I get that some people, my son included, do not like tomatoes. My roommate in college hated tomatoes. Would not touch anything red on her plate. This was a bit of a conundrum because 90% of the meals I could cook back then involved canned tomato in some form. I think it was my (attempt at) Jambalaya that converted her from a tomato-tyrant to lycopene-lover! The same trick has not been as successful with my son, mostly because my Jambalaya contains another food phobia of his: seafood. Shrimp to be exact. He gags at the sight of any aquatic species on a plate. I wonder if he is trying to avoid accidentally eating Nemo?
To get those good wholesome tomatoes in his system, they had to be sweet and invisible. I would need a cloaking device: the oven.
Roasting any vegetable (I know tomatoes are fruit, but that’s not important here) will concentrate the natural sugars and begin to caramelize them. Humans, especially children, seek out sweet foods; this tells our brains that this food is fuel. Bitter and sour indicate a possible threat, like poisons and broccoli. Treat your less palatable vegetables to an artificial sun tan in your oven or on the grill. They will be less likely to send off alarms, hissy fits, and tantrums at the dinner table.
This roasted sauce has five ingredients.
- organic tomatoes, halved and cored
- red bell pepper, halved and seeded
- olive oil
- salt (to taste)
- herbs: Greek or Italian herb blend, or fresh basil and oregano
Set the tomatoes and peppers cut side down in a roasting dish. Brush the skins with oil. Roast at 350ºF until soft, about half an hour.
Let the pan cool before carefully removing the skins from the tomatoes and peppers. Put the pulp and any juices into a blender or food processor. Add a pinch of salt and herbs to your taste. Blend until smooth.

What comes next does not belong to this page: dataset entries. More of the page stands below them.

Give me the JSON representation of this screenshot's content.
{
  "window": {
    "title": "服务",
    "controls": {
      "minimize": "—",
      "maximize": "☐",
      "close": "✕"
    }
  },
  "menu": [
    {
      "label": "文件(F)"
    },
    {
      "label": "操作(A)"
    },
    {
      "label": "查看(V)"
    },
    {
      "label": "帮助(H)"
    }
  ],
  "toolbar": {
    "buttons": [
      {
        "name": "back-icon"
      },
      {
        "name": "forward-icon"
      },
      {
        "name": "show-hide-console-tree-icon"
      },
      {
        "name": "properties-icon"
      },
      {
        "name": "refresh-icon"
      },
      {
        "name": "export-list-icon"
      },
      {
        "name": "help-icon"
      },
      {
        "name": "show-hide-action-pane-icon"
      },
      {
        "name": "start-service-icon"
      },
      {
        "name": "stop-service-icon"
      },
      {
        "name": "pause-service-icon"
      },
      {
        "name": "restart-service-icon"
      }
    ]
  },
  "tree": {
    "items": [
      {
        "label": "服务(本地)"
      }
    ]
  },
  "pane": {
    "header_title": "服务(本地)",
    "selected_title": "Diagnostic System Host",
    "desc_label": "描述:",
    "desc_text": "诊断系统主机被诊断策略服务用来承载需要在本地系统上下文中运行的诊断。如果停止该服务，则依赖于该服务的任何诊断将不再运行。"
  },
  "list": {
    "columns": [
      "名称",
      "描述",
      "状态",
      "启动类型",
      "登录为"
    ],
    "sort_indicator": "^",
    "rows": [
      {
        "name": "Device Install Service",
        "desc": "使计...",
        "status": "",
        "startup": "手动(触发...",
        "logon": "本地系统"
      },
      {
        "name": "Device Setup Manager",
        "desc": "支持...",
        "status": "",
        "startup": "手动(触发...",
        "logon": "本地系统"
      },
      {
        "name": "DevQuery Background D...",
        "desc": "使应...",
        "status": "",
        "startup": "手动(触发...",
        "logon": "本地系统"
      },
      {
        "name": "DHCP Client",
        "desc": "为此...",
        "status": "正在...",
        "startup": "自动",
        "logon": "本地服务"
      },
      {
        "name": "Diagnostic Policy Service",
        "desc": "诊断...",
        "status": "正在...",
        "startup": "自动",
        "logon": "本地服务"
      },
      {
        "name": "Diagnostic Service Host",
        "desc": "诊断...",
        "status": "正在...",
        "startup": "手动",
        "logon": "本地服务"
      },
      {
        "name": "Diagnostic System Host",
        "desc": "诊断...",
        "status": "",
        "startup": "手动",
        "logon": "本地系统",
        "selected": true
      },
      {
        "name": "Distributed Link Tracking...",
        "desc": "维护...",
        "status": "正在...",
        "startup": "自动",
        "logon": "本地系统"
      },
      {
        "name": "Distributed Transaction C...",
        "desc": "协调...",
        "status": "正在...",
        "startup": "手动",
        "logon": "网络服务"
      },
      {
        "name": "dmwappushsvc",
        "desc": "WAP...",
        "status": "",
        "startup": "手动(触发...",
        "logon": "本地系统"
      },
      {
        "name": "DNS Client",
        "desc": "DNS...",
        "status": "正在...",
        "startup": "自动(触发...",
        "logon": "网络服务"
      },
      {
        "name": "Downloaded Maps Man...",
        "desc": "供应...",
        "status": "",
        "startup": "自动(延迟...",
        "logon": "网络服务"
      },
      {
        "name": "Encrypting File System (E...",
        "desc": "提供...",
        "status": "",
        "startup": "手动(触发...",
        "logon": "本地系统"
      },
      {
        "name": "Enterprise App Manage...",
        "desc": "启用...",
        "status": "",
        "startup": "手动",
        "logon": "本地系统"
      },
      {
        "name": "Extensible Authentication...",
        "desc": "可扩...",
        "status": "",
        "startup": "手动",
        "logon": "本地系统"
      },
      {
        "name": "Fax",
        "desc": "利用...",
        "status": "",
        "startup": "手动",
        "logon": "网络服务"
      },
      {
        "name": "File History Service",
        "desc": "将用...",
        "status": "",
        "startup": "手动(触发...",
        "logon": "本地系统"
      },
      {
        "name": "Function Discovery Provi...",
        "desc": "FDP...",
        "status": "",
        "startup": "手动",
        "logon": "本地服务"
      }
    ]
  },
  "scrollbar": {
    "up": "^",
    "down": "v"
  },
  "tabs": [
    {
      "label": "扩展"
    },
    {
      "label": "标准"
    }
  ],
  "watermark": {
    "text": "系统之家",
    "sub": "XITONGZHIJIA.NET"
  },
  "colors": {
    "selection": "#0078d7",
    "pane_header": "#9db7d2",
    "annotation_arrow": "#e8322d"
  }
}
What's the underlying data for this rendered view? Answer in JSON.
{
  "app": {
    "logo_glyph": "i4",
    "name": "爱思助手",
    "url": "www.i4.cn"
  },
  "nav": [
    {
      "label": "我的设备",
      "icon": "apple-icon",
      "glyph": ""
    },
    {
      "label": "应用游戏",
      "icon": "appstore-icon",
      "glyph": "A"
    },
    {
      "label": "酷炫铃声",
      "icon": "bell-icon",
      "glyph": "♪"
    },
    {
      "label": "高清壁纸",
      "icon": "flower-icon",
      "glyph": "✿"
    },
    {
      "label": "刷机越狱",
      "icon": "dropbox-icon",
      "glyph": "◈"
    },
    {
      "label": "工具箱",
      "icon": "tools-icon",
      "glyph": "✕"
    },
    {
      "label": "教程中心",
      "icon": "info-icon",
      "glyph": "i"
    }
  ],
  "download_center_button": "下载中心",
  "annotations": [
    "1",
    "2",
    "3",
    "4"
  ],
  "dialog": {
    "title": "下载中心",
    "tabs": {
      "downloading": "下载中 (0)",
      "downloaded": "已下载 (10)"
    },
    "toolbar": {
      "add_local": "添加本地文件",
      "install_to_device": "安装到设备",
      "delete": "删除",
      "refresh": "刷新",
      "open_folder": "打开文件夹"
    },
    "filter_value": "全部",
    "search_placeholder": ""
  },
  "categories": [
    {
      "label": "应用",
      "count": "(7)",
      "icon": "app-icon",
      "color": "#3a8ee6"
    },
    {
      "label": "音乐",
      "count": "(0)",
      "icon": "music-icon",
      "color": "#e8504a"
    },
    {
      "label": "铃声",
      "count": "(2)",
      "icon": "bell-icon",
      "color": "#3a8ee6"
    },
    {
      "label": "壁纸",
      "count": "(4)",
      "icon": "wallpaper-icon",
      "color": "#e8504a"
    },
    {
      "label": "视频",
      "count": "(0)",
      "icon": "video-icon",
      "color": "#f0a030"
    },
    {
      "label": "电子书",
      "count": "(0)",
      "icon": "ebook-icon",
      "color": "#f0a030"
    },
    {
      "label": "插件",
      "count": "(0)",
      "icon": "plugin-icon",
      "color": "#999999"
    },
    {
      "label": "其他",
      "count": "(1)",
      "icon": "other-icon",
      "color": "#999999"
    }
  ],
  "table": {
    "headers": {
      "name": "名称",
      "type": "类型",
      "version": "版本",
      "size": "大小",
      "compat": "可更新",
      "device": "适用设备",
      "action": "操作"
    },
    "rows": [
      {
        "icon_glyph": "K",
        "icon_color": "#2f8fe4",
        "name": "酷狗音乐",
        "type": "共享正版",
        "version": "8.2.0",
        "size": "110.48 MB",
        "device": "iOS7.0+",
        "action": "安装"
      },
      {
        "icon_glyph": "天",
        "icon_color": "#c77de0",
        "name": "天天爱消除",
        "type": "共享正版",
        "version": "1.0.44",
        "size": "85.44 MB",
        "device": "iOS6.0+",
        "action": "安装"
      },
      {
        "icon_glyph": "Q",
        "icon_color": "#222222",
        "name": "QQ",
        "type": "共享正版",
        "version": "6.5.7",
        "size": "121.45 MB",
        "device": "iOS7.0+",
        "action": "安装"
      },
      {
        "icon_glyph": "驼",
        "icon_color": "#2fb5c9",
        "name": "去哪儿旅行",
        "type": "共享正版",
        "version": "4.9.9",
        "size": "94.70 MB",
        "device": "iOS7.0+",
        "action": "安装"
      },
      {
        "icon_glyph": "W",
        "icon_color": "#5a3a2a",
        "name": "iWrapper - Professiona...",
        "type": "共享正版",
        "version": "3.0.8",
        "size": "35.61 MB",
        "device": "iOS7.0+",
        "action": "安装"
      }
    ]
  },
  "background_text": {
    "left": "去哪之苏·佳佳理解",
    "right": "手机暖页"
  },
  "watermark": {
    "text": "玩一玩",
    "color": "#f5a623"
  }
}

Pour the blended peppers and tomatoes in a pot, bring the mixture to a slow simmer and reduce to whatever thickness you like. Store in the fridge in non-reactive containers up to a week or use it immediately with pasta. If you reduce it further, it would make a great pizza sauce.